We also see censors increasingly touting themselves as doing an honorable or even heroic thing by silencing others. The disturbing sentiments of many Brown University students after a mob of hecklers shouted down a speech by New York City Police Commissioner Ray Kelly is a great example. … [F]rom the standpoint of the university’s business of searching for the truth, it’s an unmitigated disaster.
This allergy to hearing anything new or unpleasant has a real effect on this generation of college students. The First Amendment Center’s most recent survey of attitudes towards free speechrevealed that 47% of 18-30 year olds believe the First Amendment goes too far in protecting speech.
One might have hoped that the generation of Family Guy, Twitter, and racy video games would understand how much it relies on free speech. But living the practice of “free speech for me but not for thee” has led students to burn and steal newspapers, tear down free speech walls, and even shut down risque plays—sometimes with the connivance of college administrators.
While students want to live in an offense-free zone, college and university administrators’ first priority is to avoid legal liability, even if it means sacrificing the educational mission for which the school exists. Given this landscape, Lukianoff and Shibley argue, university administrators and general counsels conduct a “cost-benefit” analysis and decide that defending free speech is not worth the risk. The key is to change that calculus—which won’t be easy. In fact, the authors explain that forcing such a profound shift in campus culture will be a Herculean task.

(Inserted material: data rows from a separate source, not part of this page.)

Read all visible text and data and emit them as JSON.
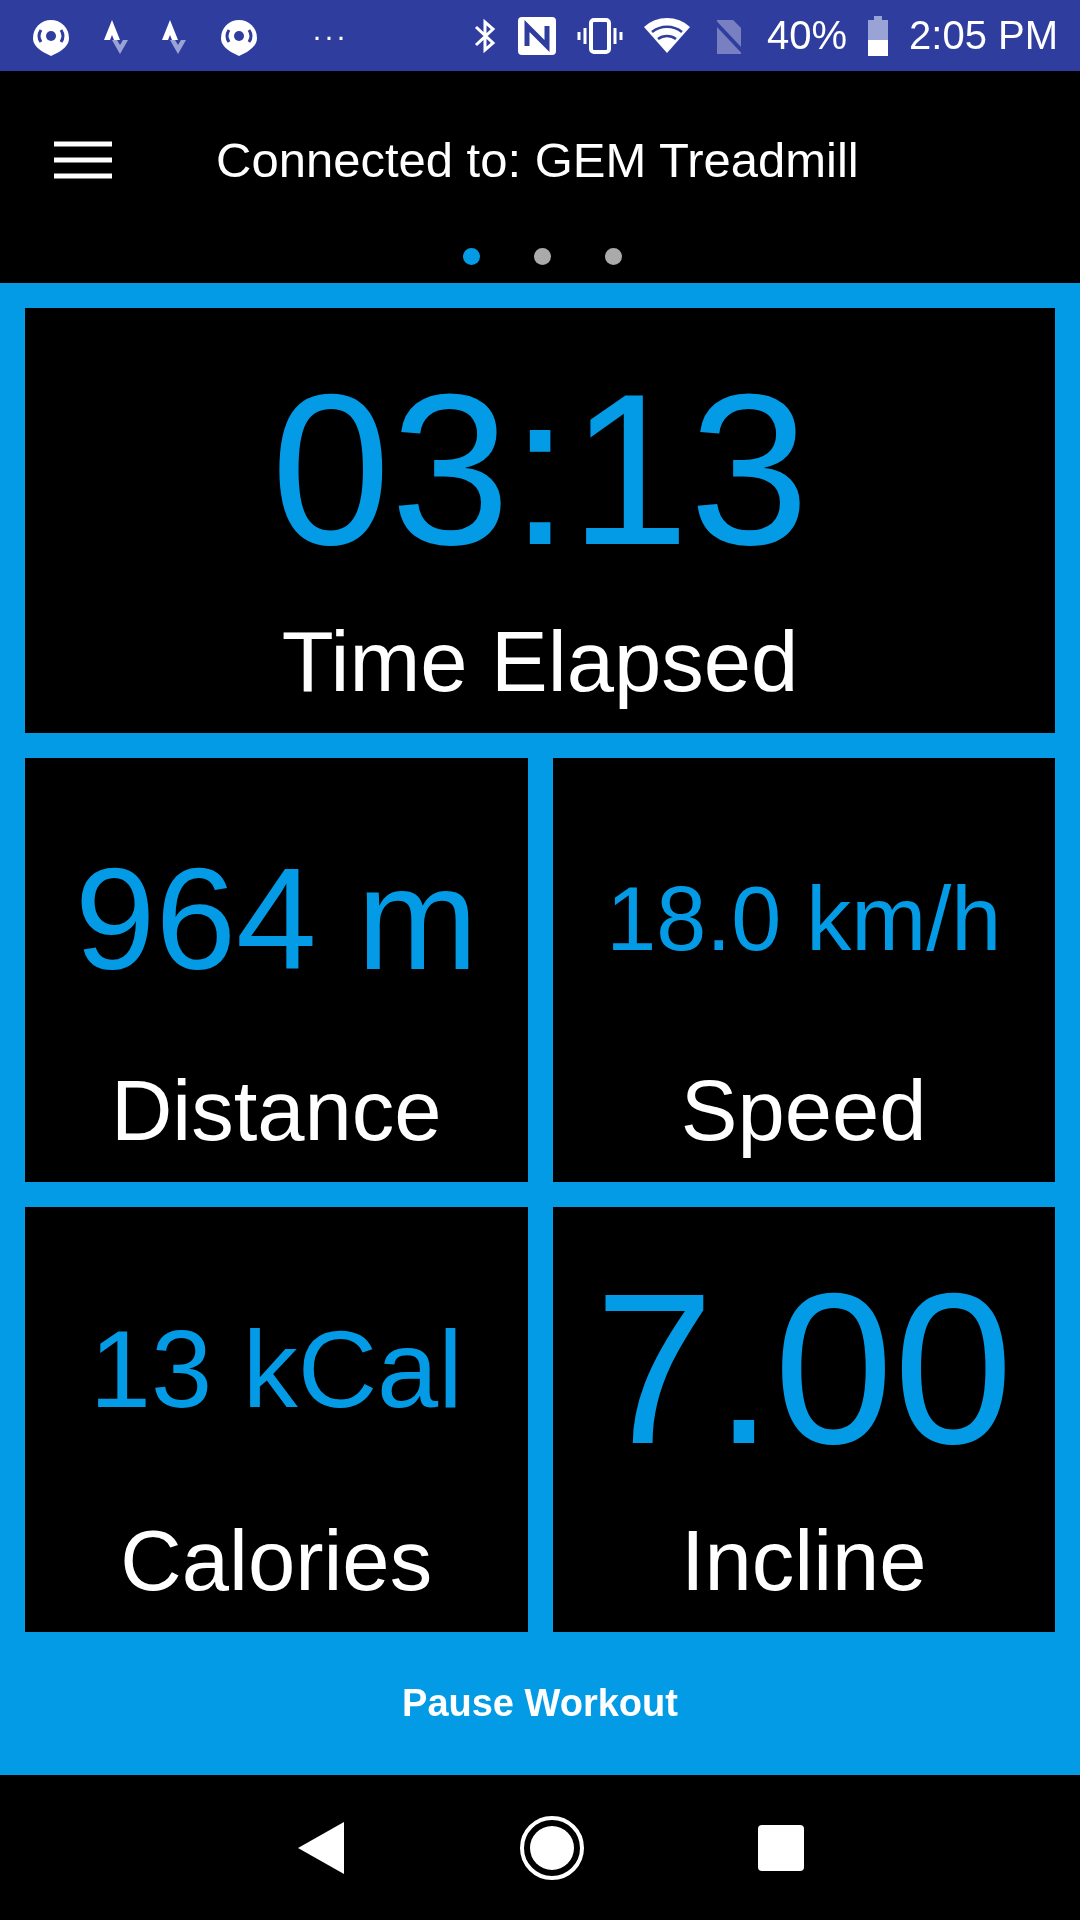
{
  "status_bar": {
    "more": "···",
    "battery": "40%",
    "time": "2:05 PM"
  },
  "app_bar": {
    "title": "Connected to: GEM Treadmill"
  },
  "pages": [
    {
      "selected": true
    },
    {
      "selected": false
    },
    {
      "selected": false
    }
  ],
  "tiles": [
    {
      "value": "03:13",
      "label": "Time Elapsed"
    },
    {
      "value": "964 m",
      "label": "Distance"
    },
    {
      "value": "18.0 km/h",
      "label": "Speed"
    },
    {
      "value": "13 kCal",
      "label": "Calories"
    },
    {
      "value": "7.00",
      "label": "Incline"
    }
  ],
  "pause_button": "Pause Workout"
}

But it is also one that cannot be avoided:
But if those who care about the marketplace of ideas on campus are to have any chance at all at reclaiming our nation’s institutions of higher education, the first step must be to change the incentives so that, for the first time in decades, the censors will be forced to play defense.
Be sure to read the entire piece.
Image: “Young Woman with Tape on Her Mouth” – Shutterstock